The art collections of the Science Museum include over 8,000 objects, ranging from painting to sculpture, drawing to printed ephemera. What interests me about these works is how they both inform and are informed by scientific activity. Both art history and the history of science as disciplines are interested in how objects and knowledge are culturally constructed, and I think the art collections can help all the more to communicate that within a science museum context.

Solar Spot

Solar Spot 1864

James Nasmyth (1808–1890)

One of my favourite examples is a painting of a sunspot by James Nasmyth, which will be on display in the museum’s autumn exhibition 'The Sun: Living with our Star' from 6 October 2018. Nasmyth was a Scottish engineer, best known as the inventor of the steam hammer, but he was also a notable artist and astronomer. His father was the landscape painter Alexander Nasmyth, who had his own interest in engineering. We have a small painting of A Steam Hammer at Work by James Nasmyth, which is a sort of apotheosis for his invention.

A Steam Hammer at Work

A Steam Hammer at Work 1871

James Nasmyth (1808–1890)

When Nasmyth retired from his industrial work in Manchester in 1856, he moved to Kent, where he focused on astronomy and designed and built his own telescopes. He was particularly interested in the surfaces of the Moon and Sun, and we have beautifully painted studies of both by him in the collection. In the 1860s, he made two paintings of sunspots (dark marks on the solar surface caused by areas of relatively lower temperature). Nasmyth was the first astronomer to observe that the sun had an uneven surface (what we now call granulation), and he was also the first to try to represent this surface visually.
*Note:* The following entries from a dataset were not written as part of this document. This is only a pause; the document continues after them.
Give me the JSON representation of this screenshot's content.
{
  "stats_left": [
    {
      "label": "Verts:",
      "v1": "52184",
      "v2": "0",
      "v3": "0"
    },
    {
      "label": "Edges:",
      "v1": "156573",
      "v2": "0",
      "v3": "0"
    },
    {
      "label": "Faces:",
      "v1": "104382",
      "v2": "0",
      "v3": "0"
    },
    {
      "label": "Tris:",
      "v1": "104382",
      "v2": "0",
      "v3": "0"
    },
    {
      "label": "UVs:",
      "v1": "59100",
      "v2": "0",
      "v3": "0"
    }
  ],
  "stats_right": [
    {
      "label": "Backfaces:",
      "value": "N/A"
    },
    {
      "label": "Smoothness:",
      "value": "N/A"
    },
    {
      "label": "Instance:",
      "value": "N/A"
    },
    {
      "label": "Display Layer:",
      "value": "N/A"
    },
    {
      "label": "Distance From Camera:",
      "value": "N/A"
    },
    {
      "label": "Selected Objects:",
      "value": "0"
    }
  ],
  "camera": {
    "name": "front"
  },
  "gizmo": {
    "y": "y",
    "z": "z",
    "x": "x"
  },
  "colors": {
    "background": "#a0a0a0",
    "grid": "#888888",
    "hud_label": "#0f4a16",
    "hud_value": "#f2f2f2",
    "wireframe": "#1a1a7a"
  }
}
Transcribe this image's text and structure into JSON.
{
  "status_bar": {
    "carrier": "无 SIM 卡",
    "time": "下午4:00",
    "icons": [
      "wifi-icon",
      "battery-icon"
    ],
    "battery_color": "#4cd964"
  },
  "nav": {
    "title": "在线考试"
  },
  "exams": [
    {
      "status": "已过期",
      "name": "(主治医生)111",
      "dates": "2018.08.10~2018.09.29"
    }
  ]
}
In his paintings, you can see how he’s trying to represent what he called ‘willow-leaf shaped filaments’, using his brushstrokes to understand what it was he was seeing on the sun, as well as to communicate this to others. When he wrote to the Manchester Philosophical Society (MPS) about his conclusions in 1861 he included a ‘rough but faithful drawing’ very similar to our painting, of a sunspot he’d observed on 20 July 1860. He commented how the filaments were most visible on the bright ‘bridges’ crossing the dark centre of the spot. He used lampblack to make the centre (the umbra) as dark as possible. You can see how he’s also included a small dark circle to represent the relative size of the Earth to the very large sunspot he’s portraying.

Sunspot

Sunspot 1860

James Nasmyth (1808–1890)

These paintings show how Nasmyth was using visual tools to analyse and understand what he was seeing through his telescope. He was an accomplished artist who has created visually beautiful images, but these images are also doing scientific work in their own right in terms of how they capture and communicate an understanding of the solar surface. These are just one example of many works that build (bright) bridges between art and science and show why art belongs in the collections of the Science Museum.

A new book The Sun: One Thousand Years of Scientific Imagery, by me and solar physicist Harry Cliff, looks at how images have shaped our understanding of the sun over time, and includes works by Nasmyth, and many others.

Dr Katy Barrett, Curator of Art Collections at the Science Museum, London

'The Sun: Living with our Star' is at the Science Museum, London from 6 October 2018 to 6 May 2019